Output the listing below verbatim, but drop the images.

» **DATASET ENTRIES**
▽

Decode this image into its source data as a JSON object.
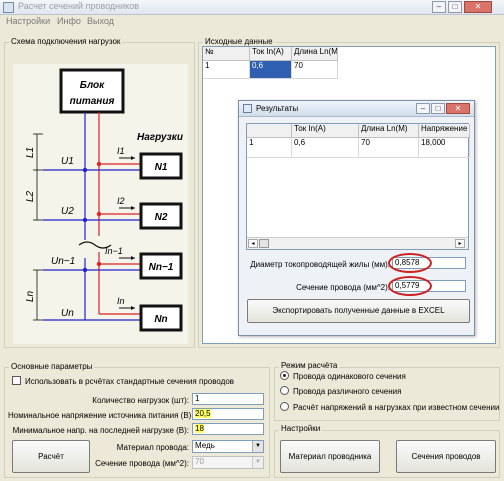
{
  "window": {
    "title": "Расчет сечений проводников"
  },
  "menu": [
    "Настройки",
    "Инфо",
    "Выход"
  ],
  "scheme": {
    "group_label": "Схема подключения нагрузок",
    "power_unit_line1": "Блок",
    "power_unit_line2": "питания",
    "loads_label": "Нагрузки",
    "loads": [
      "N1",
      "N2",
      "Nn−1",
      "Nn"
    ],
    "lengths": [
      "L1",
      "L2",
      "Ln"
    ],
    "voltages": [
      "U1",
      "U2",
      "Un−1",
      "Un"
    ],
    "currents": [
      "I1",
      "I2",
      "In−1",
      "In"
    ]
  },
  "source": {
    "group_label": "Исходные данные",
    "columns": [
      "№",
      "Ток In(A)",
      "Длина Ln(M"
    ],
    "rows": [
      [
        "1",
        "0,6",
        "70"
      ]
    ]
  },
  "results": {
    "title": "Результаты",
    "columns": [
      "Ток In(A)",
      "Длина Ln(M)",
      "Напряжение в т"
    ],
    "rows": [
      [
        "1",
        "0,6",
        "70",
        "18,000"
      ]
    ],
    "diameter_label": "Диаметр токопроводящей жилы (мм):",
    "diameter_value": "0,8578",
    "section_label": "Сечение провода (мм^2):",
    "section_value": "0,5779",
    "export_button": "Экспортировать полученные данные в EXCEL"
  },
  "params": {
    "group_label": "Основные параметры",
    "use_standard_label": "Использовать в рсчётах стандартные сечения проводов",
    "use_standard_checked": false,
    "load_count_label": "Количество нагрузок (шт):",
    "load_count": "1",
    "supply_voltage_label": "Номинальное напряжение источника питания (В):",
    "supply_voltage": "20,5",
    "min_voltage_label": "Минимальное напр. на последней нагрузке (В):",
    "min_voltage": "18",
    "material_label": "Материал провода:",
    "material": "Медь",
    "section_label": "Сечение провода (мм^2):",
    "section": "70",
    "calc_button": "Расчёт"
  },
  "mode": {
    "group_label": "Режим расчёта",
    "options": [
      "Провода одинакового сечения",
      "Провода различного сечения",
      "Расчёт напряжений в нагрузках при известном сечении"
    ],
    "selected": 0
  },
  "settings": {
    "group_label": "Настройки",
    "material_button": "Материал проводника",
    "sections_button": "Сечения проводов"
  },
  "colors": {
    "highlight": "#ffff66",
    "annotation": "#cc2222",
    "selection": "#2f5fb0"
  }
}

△

» **ANSWER BELOW**
Decode this image into its source data as a JSON object.
{
  "window": {
    "title": "Расчет сечений проводников"
  },
  "menu": [
    "Настройки",
    "Инфо",
    "Выход"
  ],
  "scheme": {
    "group_label": "Схема подключения нагрузок",
    "power_unit_line1": "Блок",
    "power_unit_line2": "питания",
    "loads_label": "Нагрузки",
    "loads": [
      "N1",
      "N2",
      "Nn−1",
      "Nn"
    ],
    "lengths": [
      "L1",
      "L2",
      "Ln"
    ],
    "voltages": [
      "U1",
      "U2",
      "Un−1",
      "Un"
    ],
    "currents": [
      "I1",
      "I2",
      "In−1",
      "In"
    ]
  },
  "source": {
    "group_label": "Исходные данные",
    "columns": [
      "№",
      "Ток In(A)",
      "Длина Ln(M"
    ],
    "rows": [
      [
        "1",
        "0,6",
        "70"
      ]
    ]
  },
  "results": {
    "title": "Результаты",
    "columns": [
      "Ток In(A)",
      "Длина Ln(M)",
      "Напряжение в т"
    ],
    "rows": [
      [
        "1",
        "0,6",
        "70",
        "18,000"
      ]
    ],
    "diameter_label": "Диаметр токопроводящей жилы (мм):",
    "diameter_value": "0,8578",
    "section_label": "Сечение провода (мм^2):",
    "section_value": "0,5779",
    "export_button": "Экспортировать полученные данные в EXCEL"
  },
  "params": {
    "group_label": "Основные параметры",
    "use_standard_label": "Использовать в рсчётах стандартные сечения проводов",
    "use_standard_checked": false,
    "load_count_label": "Количество нагрузок (шт):",
    "load_count": "1",
    "supply_voltage_label": "Номинальное напряжение источника питания (В):",
    "supply_voltage": "20,5",
    "min_voltage_label": "Минимальное напр. на последней нагрузке (В):",
    "min_voltage": "18",
    "material_label": "Материал провода:",
    "material": "Медь",
    "section_label": "Сечение провода (мм^2):",
    "section": "70",
    "calc_button": "Расчёт"
  },
  "mode": {
    "group_label": "Режим расчёта",
    "options": [
      "Провода одинакового сечения",
      "Провода различного сечения",
      "Расчёт напряжений в нагрузках при известном сечении"
    ],
    "selected": 0
  },
  "settings": {
    "group_label": "Настройки",
    "material_button": "Материал проводника",
    "sections_button": "Сечения проводов"
  },
  "colors": {
    "highlight": "#ffff66",
    "annotation": "#cc2222",
    "selection": "#2f5fb0"
  }
}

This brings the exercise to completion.